Your daily habits are rituals and coping mechanisms that have been formed throughout your life. There are healthy and productive habits that work for you and harmful habits that work against you. To start making a 1° shift in your life, make a list of all your daily tasks, habits, and coping mechanisms. Once you go through your inventory of habits, you can determine how small positive adjustments can lead to a massive transformation in a good way over time. We typically have goal-driven behavior which is an accumulation of multiple goals to achieve an outcome (think - lose 10 pounds, read 1 book a month, spend more time with family, spend 20 minutes a day focusing on mindfulness and gratitude, mediate for 5 minutes before bed, etc.).
Let’s say you have a goal to place in the top 25% of your age group in a 10K run (that’s the goal). The ones that typically achieve the goals are the ones that create strategies to help themselves achieve incremental improvements over time that build on one another to reach a goal - not just a random goal or dream but a goal with a system to get there. So how do we achieve the final outcome with small habit changes and systems? First, let’s set up a calendar for running and set dates and distance goals (coordinated habits and goals). Next, determine a reward for following up on your goals. A reward can be physical or psychological - some examples might be the satisfaction of sharing your progress with a friend or if you meet your goals for a period of time, do something to celebrate (eg. get a massage or give yourself a pat on the back). The next step is to make it easy on yourself by creating organized and achievable habits (systems). For example, lay out your running equipment (running shoes, watch, clothes, water, keys, media player with playlist, etc.) the night before and plan your route. Not only will it be more enjoyable and less anxiety inducing, it will be easier to get moving. Set realistic expectations and build them over time. If you start off saying you’re going to run 10K at a 7-minute mile, why don’t you start with a 2K run at a 9-minute mile. It’s much easier to succeed and improve when you set achievable goals and move the target appropriately over time. Most baseball Hall of Famers will tell you the game is won with singles and doubles. Don’t go for the grand slam right at the start. Build up your habits to achieve your goal with realistic expectations. Lastly, make your rewards satisfying. Track your running (mileage, time, speed) over time, and acknowledge yourself for your progress. Even if you have a bad week, injury, or setback, don’t stop moving forward. An old friend of mine who ran over two dozen marathons once told me, the key to finishing a marathon is to never stop moving. Once you stop - the chances of starting up diminish greatly.

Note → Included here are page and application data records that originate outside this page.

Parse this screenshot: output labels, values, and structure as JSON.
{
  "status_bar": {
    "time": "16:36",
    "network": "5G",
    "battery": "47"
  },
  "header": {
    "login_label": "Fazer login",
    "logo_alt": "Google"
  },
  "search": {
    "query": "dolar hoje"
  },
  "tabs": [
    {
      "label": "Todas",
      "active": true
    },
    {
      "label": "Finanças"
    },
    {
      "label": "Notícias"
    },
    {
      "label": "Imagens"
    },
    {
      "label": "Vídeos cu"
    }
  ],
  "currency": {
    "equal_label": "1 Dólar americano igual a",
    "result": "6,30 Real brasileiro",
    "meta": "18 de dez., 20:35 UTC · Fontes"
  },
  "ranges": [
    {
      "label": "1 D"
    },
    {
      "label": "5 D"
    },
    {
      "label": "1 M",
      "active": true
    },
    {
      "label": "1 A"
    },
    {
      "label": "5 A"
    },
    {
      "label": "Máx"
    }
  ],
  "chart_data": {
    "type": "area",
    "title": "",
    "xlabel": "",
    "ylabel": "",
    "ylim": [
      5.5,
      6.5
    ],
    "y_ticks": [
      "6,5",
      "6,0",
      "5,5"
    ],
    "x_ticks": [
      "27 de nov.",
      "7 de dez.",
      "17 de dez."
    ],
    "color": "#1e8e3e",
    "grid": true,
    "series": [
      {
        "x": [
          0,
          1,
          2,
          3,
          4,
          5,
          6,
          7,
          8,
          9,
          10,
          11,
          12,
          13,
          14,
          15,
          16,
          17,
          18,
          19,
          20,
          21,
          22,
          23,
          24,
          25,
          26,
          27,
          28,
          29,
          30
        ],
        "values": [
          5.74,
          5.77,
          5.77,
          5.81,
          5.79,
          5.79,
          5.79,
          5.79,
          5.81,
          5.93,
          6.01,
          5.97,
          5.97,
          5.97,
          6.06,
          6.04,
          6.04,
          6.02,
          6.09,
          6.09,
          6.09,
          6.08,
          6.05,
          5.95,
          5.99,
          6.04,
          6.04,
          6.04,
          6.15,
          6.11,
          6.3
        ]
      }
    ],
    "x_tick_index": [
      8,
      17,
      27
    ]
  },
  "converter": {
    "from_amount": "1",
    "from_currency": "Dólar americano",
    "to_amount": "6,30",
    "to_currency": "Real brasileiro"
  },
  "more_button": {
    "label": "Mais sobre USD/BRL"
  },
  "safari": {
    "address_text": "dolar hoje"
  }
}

Now imagine you start making small habit changes and the impact they will have over time. I can personally attest that the following habit changes have made my day more productive, my social-emotional wellness more regulated, and have brought me more joy throughout the day.
My simple habit changes include:
Daily To-Do List (2 minutes - written down on a pad)
Recognize 3 items to be grateful for and why (1 minute - either written or in my head)
Exercise 30 minutes a day (includes taking calls while on a walk)
Utilize my calendar for everything (keeps me organized)
Set up a meal plan for the week (10 minutes - written down)
Nightly prayer of gratitude (1 minute - in my head)
Habits are like compound interest, the more time goes on the more you feel the impact. If you continue to make small changes, you will see the effects over months and years to be enormous. Just remember, the effects apply to both good (exercise) and bad habits (smoking/drinking). Best to stay focused on the 1º shift in the positive direction.
For more information on how small changes can make a big difference over time, contact us at firstname.lastname@example.org. For more information about Vessel Wellness, visit our webpage at: www.vesselwellness.com or call us at 855-967-8775.